Originally published: Tuesday, April 24, 2012
The goal of a more effective and efficient system of care is straightforward—better care at lower costs. The path to that goal has proven far more elusive. To meet these aims, we must focus on those who really need the system to perform better—people with advanced illness and functional limitation. We must speak with them on their terms and build plans of care that appreciate them as people, not just as patients. Engaging individuals in decision-making about their life and health that upholds their dignity, independence and right to self determination is the keystone in the arch of a better system of care.
Unfortunately, when it comes to serving older Americans who face advanced illness, the acute-care oriented, cure-driven paradigm of our health care system fails to encompass the tools and skills necessary for spanning this arch. The way we talk to patients and their families must change. We must move beyond informed consent, the small print laundry list of medical procedure complications that patients must acknowledge via signature without really understanding benefits or risks, to informed discussions.
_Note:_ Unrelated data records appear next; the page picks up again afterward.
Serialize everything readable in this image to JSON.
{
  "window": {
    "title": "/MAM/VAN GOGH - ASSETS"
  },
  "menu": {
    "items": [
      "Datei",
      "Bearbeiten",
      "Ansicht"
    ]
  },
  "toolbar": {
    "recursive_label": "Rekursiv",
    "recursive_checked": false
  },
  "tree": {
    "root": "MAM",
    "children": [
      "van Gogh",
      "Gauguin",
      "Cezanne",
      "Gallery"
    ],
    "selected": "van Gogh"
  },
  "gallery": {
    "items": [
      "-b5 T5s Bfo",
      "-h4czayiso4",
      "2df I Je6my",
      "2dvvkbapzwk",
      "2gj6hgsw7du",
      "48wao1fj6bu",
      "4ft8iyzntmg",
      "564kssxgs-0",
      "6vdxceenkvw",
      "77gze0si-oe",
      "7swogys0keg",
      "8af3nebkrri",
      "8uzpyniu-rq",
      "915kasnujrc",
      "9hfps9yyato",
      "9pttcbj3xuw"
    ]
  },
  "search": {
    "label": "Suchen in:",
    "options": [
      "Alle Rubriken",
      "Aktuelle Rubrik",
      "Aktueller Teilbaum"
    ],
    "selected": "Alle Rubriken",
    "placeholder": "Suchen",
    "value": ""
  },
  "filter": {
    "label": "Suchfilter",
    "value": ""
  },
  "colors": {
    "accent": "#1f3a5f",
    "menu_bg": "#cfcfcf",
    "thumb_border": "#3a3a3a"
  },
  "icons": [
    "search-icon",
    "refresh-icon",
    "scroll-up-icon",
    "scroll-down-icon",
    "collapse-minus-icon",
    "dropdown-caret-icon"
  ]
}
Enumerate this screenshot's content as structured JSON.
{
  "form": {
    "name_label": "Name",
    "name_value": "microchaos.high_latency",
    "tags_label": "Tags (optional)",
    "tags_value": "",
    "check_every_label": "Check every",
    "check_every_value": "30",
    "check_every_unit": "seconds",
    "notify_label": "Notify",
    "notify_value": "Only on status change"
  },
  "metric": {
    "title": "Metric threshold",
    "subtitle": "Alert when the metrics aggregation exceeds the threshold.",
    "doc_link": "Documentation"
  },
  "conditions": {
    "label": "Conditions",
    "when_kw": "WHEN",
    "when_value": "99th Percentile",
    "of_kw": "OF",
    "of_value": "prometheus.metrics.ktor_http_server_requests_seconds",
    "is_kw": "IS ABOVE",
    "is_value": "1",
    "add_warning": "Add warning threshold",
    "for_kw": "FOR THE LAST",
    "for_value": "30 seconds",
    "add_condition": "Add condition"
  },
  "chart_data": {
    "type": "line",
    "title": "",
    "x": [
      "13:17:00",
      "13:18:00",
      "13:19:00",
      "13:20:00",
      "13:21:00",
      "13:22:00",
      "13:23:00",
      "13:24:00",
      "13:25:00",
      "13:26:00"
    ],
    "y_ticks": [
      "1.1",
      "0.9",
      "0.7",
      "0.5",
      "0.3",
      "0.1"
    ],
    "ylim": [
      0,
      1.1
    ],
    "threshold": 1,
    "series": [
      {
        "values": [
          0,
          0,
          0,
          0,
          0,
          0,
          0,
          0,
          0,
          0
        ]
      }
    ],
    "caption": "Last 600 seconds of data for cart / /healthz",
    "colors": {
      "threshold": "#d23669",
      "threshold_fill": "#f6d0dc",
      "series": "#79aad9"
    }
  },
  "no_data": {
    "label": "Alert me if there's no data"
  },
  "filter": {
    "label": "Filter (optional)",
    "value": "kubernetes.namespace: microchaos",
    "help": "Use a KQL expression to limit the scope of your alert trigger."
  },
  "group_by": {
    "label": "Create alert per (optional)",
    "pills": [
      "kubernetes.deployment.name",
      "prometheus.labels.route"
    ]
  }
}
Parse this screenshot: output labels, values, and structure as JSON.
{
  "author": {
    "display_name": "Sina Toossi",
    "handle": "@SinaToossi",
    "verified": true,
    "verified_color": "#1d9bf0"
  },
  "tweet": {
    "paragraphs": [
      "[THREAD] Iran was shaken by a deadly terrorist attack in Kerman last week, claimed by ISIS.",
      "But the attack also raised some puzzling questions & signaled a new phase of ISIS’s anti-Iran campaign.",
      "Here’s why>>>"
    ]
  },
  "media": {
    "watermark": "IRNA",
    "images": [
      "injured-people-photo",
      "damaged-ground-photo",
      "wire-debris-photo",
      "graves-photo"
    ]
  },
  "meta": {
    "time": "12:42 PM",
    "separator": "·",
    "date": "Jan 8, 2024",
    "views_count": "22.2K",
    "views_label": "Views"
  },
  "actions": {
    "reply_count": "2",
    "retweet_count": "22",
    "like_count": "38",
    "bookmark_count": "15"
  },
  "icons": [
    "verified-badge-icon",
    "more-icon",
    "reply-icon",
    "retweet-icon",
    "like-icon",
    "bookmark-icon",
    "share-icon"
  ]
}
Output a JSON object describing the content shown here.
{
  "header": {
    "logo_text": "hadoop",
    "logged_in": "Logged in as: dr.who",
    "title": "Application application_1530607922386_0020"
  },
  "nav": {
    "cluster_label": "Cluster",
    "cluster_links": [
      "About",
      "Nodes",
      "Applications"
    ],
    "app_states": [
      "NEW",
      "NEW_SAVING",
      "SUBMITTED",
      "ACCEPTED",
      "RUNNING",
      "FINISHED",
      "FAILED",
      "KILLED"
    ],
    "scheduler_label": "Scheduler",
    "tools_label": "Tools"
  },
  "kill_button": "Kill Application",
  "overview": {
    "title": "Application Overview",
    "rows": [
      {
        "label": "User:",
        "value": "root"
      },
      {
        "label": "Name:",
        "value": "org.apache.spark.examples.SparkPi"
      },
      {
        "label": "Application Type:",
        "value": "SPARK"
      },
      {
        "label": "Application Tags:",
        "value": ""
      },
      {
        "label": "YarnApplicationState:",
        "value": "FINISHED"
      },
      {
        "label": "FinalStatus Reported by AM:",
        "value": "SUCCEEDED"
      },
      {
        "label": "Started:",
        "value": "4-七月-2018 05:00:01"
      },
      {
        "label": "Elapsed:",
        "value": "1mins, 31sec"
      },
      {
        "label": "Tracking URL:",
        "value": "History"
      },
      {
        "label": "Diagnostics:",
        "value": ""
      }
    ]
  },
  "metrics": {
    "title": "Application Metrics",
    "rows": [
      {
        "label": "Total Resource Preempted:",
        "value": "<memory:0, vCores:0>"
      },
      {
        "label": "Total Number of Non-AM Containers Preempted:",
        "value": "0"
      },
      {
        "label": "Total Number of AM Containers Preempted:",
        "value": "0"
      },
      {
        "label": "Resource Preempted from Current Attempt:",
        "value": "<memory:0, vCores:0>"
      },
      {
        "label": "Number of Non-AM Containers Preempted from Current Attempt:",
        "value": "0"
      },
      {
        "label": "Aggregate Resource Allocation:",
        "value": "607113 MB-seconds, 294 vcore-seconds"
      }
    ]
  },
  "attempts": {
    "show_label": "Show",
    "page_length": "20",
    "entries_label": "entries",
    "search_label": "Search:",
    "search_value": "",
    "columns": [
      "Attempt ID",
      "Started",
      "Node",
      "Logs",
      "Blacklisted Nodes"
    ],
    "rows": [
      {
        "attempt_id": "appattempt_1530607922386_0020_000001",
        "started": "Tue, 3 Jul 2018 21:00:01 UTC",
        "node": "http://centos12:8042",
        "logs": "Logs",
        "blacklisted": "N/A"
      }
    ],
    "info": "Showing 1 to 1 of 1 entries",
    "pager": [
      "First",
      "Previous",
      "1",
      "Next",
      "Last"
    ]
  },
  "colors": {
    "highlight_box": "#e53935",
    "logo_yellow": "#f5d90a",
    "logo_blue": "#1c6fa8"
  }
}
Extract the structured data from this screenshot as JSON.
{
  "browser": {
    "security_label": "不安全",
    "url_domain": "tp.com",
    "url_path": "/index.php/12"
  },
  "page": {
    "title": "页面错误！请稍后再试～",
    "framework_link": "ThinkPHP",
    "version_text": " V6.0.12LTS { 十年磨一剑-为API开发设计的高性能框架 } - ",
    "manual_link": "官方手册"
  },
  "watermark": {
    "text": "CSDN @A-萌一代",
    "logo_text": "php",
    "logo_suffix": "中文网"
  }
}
A structured, preference-based dialogue and subsequent planning is fundamental to helping people and their families make informed decisions so they can achieve desirable outcomes. For some, continuing to do everything medically possible to prolong life will be the path of choice for personal or religious reasons; these desires need to be fully respected and embraced, not merely accepted. However, for the majority of people with advanced illness, better care is not defined as simply more medical interventions. Rather, it is care that protects, preserves, defends and extends their personal goals and preferences—often with less medical intervention and more quality of life-driven support.
Models most likely to meaningfully improve quality of life and the efficiency of health care delivery are those that both coordinate care among providers and actively engage people in planning and decision-making based on their needs, values and preferences. We call this connection “Dignity-Driven Decision-Making”—which is the specific focus of The SCAN Foundation’s initiative to transform health care decision-making so that it explicitly includes quality of life, dignity and self determination as key outcomes for all and particularly for those with advanced illness.
Through this initiative, we seek to explore the full range of delivery models and structured approaches that build rigorous person and family involvement into decision-making centered on quality of life, not simply quality of health. An effective delivery model should have the following characteristics:
- Identify and serve a target population, specifically persons with advanced illness who have experienced a triggering event;
- Implement a structured approach to providing care;
- Charge providers to collaboratively develop and implement a care plan with the person/family, which is driven by the person’s needs, values and preferences;
- Create and/or facilitate active connections between medical and supportive service systems;
- Focus on community service delivery and not be solely dependent upon inpatient admissions or activities; and
- Generate better person-level outcomes and systems savings.
The good news is that a range of current programs already demonstrate many of these characteristics, such as comprehensive geriatric assessment, shared decision-making, palliative care and advance care planning. But even with enlightened providers who seek to overcome an acute-care focused medical model interested only in curative measures, the center of gravity for many of these efforts is still the provider rather than the person needing the service.
While some people with advanced illness will be fortunate enough to encounter one of these programs with enlightened providers, most will not. This must change. Dignity-Driven Decision-Making provides the opportunity to improve patient quality of life outcomes while reducing expensive health care interventions that may be unnecessary or even harmful. Dignity-Driven Decision-Making begins and ends with the seriously ill person’s quality of life as the basis for a better, more cost-effective delivery system.